COOPERATIVE LEARNING: THEORY, PRINCIPLES, AND TECHNIQUES
JF New Paradigm Education
This paper discusses the use of cooperative learning (CL) in second language (L2)
instruction. Aftre two brief definitions of CL, key areas discussed in the paper are: a)
how CL relates to theories of L2 acquisition, b) CL principles, and c) some CL
techniques and lesson plan considerations when using CL in L2 instruction. An appendix
provides a list of websites on CL.
Definitions of Cooperative Learning
First, here are some definitions of cooperative learning (also known as collaborative
1. [T]he instructional use of small groups so that students work together to maximize
their own and each other’s learning (Johnson & Johnson, 1993, p. 9).
2. Principles and techniques for helping students work together more effectively (Jacobs,
Power, & Loh, 2002, p. 1).
The point is that cooperative learning involves more than just asking students to work
together in groups. Instead, conscious thought goes in to helping students make the
experience as successful as possible.
SLA Theories and CL
Many theories of SLA (Second Language Acquisition) and general education can be seen
as supportive of the use of CL in L2 instruction. Below are some theoretical
considerations often found in the literature on L2 instruction.
The Input Hypothesis
The Input Hypothesis posits that SLA is driven by comprehensible input (Krashen &
Terrell, 1983). In other words, we acquire language when we understand input that we hear
or read. In contrast, when the input is so far above our current level of L2 proficiency that it
is not comprehensible, that input doesn’t contribute to SLA.
Input from groupmates may be more likely to be comprehensible, as group members’
language levels may be roughly equal.
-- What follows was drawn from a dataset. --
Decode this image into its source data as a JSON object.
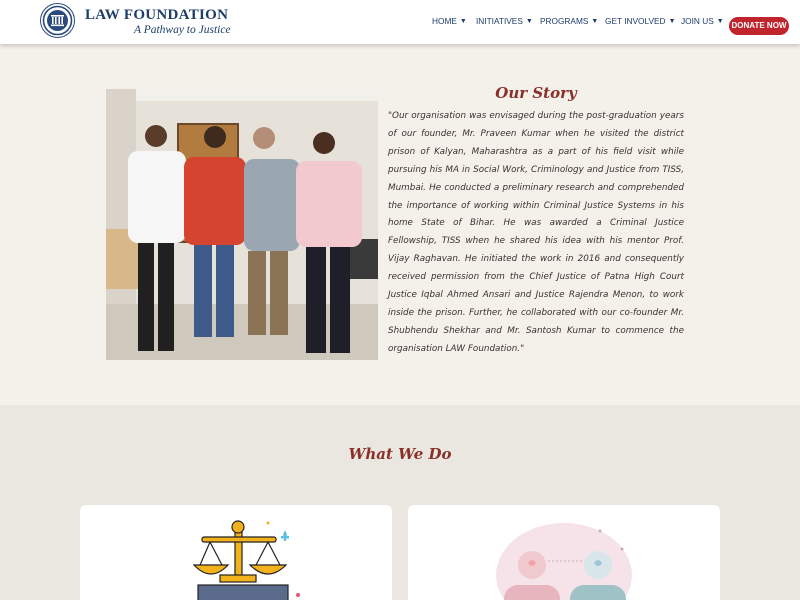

However, the question arises as to whether this often
imperfect peer input will lead to students picking up each other’s errors.